6 Things the Inspector Should Check in a Long Island Home Inspection
Most residential real estate contracts give the buyer an opportunity to perform inspections on the property. These home inspections are a way to evaluate the condition and value of Long Island property, and a buyer shouldn’t overlook or underestimate their importance.
Typically, a buyer will hire a professional home inspector to handle the actual review and investigation into the property, but you are welcome to provide a few notes or direction. What should the home inspector be certain to look at and confirm? Our team at the Law Office of Sami Perez has a list of six essential factors that a home inspector should check.
#1: Condition of Electrical Wiring
Faulty electrical wiring is a major safety concern in the home. Fried or frayed wires are a fire hazard and a leading cause of residential fires in Long Island. However, most homeowners are unlikely to notice faulty wiring, as the issues are hidden behind drywall, paint, and other materials. Therefore, it is often up to a home inspection to notice the problem before it becomes a huge issue.
While safety is a top concern during any home inspection, money is a considerable and, for some people, equal consideration. Faulty wiring can be expensive to replace. Discovering a Long Island home has old or damaged wiring after a sale could drastically change the cost of renovations or repair work.
As well, a home inspector should confirm that the electrical configuration in the home is sufficient for the property’s usage. A closer look should be given to older homes, where the electrical panel and circuit breaker configuration could be outdated.
#2: Grading and Sloping on the Property
As you will see throughout this list, water damage is a substantial consideration during a home inspection. First, water damage isn’t immediately apparent in a Long Island home because it dries and only leaves behind certain signs of the bigger issue. Second, problems involving water damage are difficult to fix.
That is why it is essential for a Long Island home inspector to review the grading and sloping on a residential property. If the ground continuously or severely slopes towards the house, there is likely to be water damage and flooding during a heavy rain. Alternatively, poor or improper grading could leave water standing along the foundation of a building or structure, leading to cracks and damage to the foundation.
#3: Moisture in the Walls or Basement
Just as rain and standing water can lead to problems on the exterior of a house, moisture on the inside is also a source of damage and ongoing problems. Frequently, where there is moisture, whether in the walls, floors, or foundation, there is also mold and mildew. An issue in Long Island that home inspectors know and recognize is toxic black mold, which can develop from the extensive presence of moisture.
The cost of professional mold removal is in the thousands of dollars, which will be yours to pay if mold or mildew is missed during the home inspection.
#4: Foundation and Structural Problems
A home inspector should look at more the mold or mildew in a Long Island home’s lower level. Checking for cracks and imperfections in the house’s foundations and confirming there aren’t other structural problems is absolutely necessary. Even minor structural issues should be stated on your inspection report, and it is a good idea to confirm with the inspector before he or she begins that this is a significant issue on your list.
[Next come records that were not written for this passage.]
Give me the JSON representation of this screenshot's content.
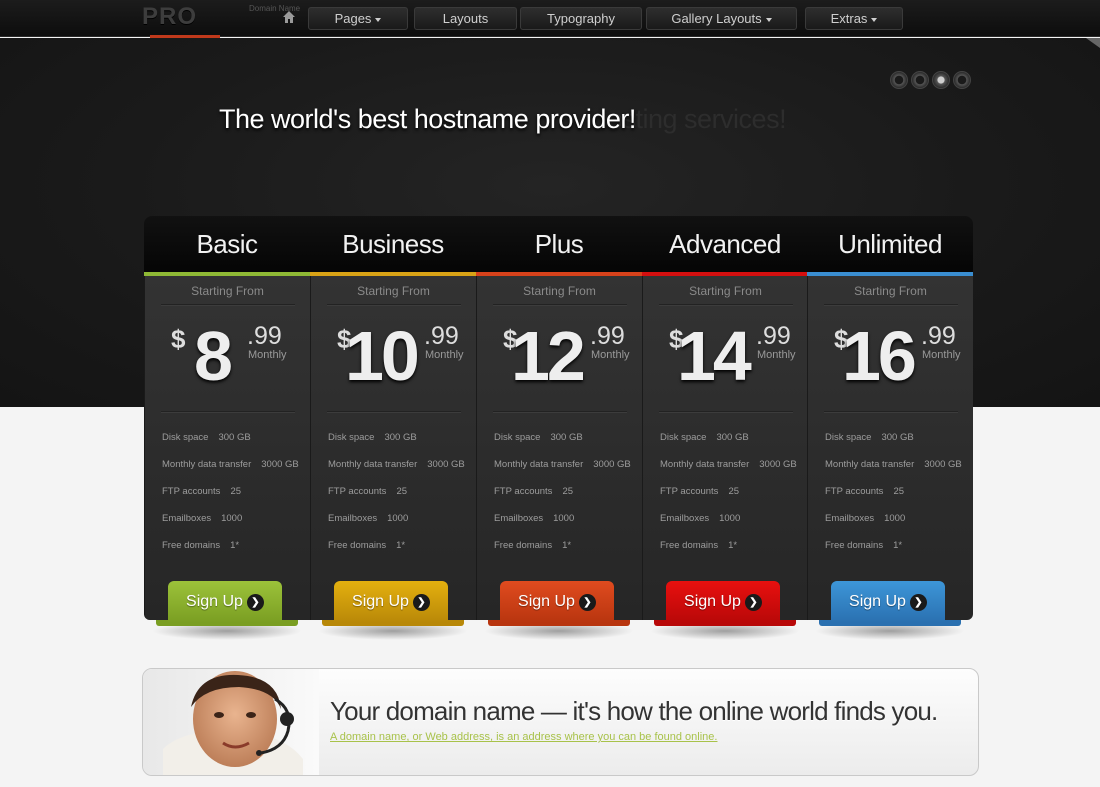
{
  "brand": {
    "logo": "PRO",
    "domain_tag": "Domain Name"
  },
  "nav": [
    {
      "label": "Pages",
      "dropdown": true
    },
    {
      "label": "Layouts",
      "dropdown": false
    },
    {
      "label": "Typography",
      "dropdown": false
    },
    {
      "label": "Gallery Layouts",
      "dropdown": true
    },
    {
      "label": "Extras",
      "dropdown": true
    }
  ],
  "hero": {
    "title": "The world's best hostname provider!",
    "ghost_text": "osting services!",
    "slides": 4,
    "active_slide": 3
  },
  "pricing": {
    "starting_label": "Starting From",
    "currency": "$",
    "period": "Monthly",
    "signup_label": "Sign Up",
    "plans": [
      {
        "name": "Basic",
        "price": "8",
        "cents": ".99",
        "accent": "#8fb935"
      },
      {
        "name": "Business",
        "price": "10",
        "cents": ".99",
        "accent": "#d9a316"
      },
      {
        "name": "Plus",
        "price": "12",
        "cents": ".99",
        "accent": "#d7421b"
      },
      {
        "name": "Advanced",
        "price": "14",
        "cents": ".99",
        "accent": "#d40f0f"
      },
      {
        "name": "Unlimited",
        "price": "16",
        "cents": ".99",
        "accent": "#3a8ed1"
      }
    ],
    "features": [
      {
        "label": "Disk space",
        "value": "300 GB"
      },
      {
        "label": "Monthly data transfer",
        "value": "3000 GB"
      },
      {
        "label": "FTP accounts",
        "value": "25"
      },
      {
        "label": "Emailboxes",
        "value": "1000"
      },
      {
        "label": "Free domains",
        "value": "1*"
      }
    ]
  },
  "banner": {
    "title": "Your domain name — it's how the online world finds you.",
    "link": "A domain name, or Web address, is an address where you can be found online."
  },
  "colors": {
    "basic_btn": "#9cc23a",
    "business_btn": "#e4b00f",
    "plus_btn": "#e04b1f",
    "advanced_btn": "#e8100f",
    "unlimited_btn": "#3d96d8"
  }
}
#5: What Roofing Materials Were Used
The roof tells you a lot about the house. It signifies the age and overall condition of the Long Island property, and a damaged roof is a telltale sign that the prior property owner wasn’t consistent with maintenance and upkeep. As well, replacing a roof is another expensive and major improvement, so you want to be certain the current one is going to last.
An easy way to let the home inspector know you are interested in the condition and lifespan of the roof is asking for confirmation of the materials used and date when the current roof was installed. This will help you understand how long you can wait before paying for a new one.
#6: Heating and Cooling Defects
Heating and cooling systems aren’t just a luxury anymore in Long Island, but the timeframe for installation in a particular property could span 20 to 25 years. Certain houses installed central air conditioning back in the 1970’s, while others waited until the mid-1990’s. For that matter, there are still several homes on Long Island that still use localized air conditioning units and heaters.
The notes your Long Island home inspector should provide include the estimated date of installation or replacement of your furnace, humidifier, and air conditioner, confirmation that the installation was done properly, and whether maintenance appears current. This information could save you from making an unexpected investment in the property during your first year or two of ownership.
More Tips on Buying a Long Island Home
If you are looking for other information on buying a Long Island home, turn to a residential real estate lawyer. Sami Perez is one of the top real property lawyers on Long Island, and our local office is ready to assist you in the purchase of your dream home. To speak with our team, simply call 516-216-5060.
The information in this blog post (“Post”) is provided for general informational purposes only, and may not reflect the current law in your jurisdiction. No information contained in this Post should be construed as legal advice from The Law Office of Samilde Perez or the individual author, nor is it intended to be a substitute for legal counsel on any subject matter.